LISTED RECORDS ▸
Segment Open

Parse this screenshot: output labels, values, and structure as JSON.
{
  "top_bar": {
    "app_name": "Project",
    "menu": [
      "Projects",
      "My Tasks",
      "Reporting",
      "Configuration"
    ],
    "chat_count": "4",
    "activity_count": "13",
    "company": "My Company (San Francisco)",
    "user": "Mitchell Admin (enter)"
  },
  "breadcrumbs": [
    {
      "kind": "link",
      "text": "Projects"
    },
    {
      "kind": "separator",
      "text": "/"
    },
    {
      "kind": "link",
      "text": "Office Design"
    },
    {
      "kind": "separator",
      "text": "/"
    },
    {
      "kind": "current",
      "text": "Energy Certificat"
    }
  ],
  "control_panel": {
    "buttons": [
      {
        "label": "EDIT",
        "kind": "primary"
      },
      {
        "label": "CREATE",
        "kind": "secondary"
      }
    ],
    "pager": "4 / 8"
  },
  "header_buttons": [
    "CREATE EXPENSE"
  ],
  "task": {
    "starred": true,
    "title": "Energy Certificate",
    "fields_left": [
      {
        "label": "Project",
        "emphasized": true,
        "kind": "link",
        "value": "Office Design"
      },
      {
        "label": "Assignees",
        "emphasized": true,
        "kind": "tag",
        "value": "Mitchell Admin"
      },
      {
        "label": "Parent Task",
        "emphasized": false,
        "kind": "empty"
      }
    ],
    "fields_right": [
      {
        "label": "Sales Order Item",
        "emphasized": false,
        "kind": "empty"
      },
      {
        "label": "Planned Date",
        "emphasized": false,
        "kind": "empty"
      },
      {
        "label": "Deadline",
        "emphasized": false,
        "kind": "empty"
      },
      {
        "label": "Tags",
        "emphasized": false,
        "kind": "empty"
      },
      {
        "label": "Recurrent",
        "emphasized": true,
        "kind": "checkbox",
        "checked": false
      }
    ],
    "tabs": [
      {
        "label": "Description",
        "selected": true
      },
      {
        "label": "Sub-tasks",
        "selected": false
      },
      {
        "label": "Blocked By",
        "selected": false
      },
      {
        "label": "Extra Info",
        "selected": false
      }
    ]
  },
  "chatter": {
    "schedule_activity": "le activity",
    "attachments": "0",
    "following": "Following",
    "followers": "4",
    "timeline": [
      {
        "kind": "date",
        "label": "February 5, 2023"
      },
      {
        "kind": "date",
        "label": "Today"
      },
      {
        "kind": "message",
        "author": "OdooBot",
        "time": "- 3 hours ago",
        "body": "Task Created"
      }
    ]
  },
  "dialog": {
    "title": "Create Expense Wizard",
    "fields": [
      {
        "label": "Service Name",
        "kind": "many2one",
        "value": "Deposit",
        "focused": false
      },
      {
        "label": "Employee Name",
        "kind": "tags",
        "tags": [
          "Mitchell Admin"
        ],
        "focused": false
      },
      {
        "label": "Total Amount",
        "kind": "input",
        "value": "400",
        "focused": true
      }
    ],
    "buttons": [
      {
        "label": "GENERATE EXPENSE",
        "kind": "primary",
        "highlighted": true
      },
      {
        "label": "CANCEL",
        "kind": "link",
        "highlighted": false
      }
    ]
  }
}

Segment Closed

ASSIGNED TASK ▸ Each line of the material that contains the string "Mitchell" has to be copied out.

RESPONSE AREA ▸
    "user": "Mitchell Admin (enter)"
        "value": "Mitchell Admin"
          "Mitchell Admin"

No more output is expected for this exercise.